20 March 2008 (online)


Pregnancy is associated with a number of physiologic and hormonal changes that are readily handled by the otherwise normal female but may adversely impact on the health of a woman with underlying respiratory disorders. This article explores the relationship between pregnancy and four respiratory disorders of an idiopathic or congenital nature with a propensity to involve women of child-bearing years-cystic fibrosis (CF), lymphangioleiomyomatosis (LAM), sarcoidosis, and primary pulmonary hypertension (PPH). It is apparent that pregnancy poses an unacceptable risk only for women with PPH, for whom maternal mortality exceeds 50%. In contrast, pregnancy is well tolerated by many women with CF of a mild to moderate degree. In more advanced cases of CF, maternal risk appears to be dictated by the degree of cardiopulmonary impairment and not independently heightened by pregnancy.

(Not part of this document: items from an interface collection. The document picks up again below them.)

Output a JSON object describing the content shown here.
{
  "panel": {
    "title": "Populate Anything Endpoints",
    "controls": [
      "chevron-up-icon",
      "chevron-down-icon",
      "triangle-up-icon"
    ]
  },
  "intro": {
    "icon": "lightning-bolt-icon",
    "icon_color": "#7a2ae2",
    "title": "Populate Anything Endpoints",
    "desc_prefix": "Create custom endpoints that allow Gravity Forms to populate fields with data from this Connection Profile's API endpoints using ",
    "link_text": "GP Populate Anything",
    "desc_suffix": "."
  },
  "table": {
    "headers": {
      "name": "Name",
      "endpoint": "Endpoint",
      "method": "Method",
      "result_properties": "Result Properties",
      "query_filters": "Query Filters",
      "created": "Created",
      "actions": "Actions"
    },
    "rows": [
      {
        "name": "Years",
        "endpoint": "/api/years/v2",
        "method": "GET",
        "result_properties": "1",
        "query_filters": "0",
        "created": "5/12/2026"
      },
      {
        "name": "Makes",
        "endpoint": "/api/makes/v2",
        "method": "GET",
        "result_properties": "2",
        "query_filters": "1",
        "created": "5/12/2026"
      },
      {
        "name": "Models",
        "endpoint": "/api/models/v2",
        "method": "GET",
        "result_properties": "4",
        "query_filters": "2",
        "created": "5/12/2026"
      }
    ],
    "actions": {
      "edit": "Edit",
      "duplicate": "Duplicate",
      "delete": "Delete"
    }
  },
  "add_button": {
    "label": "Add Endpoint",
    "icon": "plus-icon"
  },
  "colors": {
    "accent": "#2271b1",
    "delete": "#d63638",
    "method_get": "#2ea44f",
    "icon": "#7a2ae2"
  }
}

Finally, the hormonal changes of pregnancy may exacerbate disease manifestations in patients with LAM, while possibly having an ameliorating effect on the course of sarcoidosis.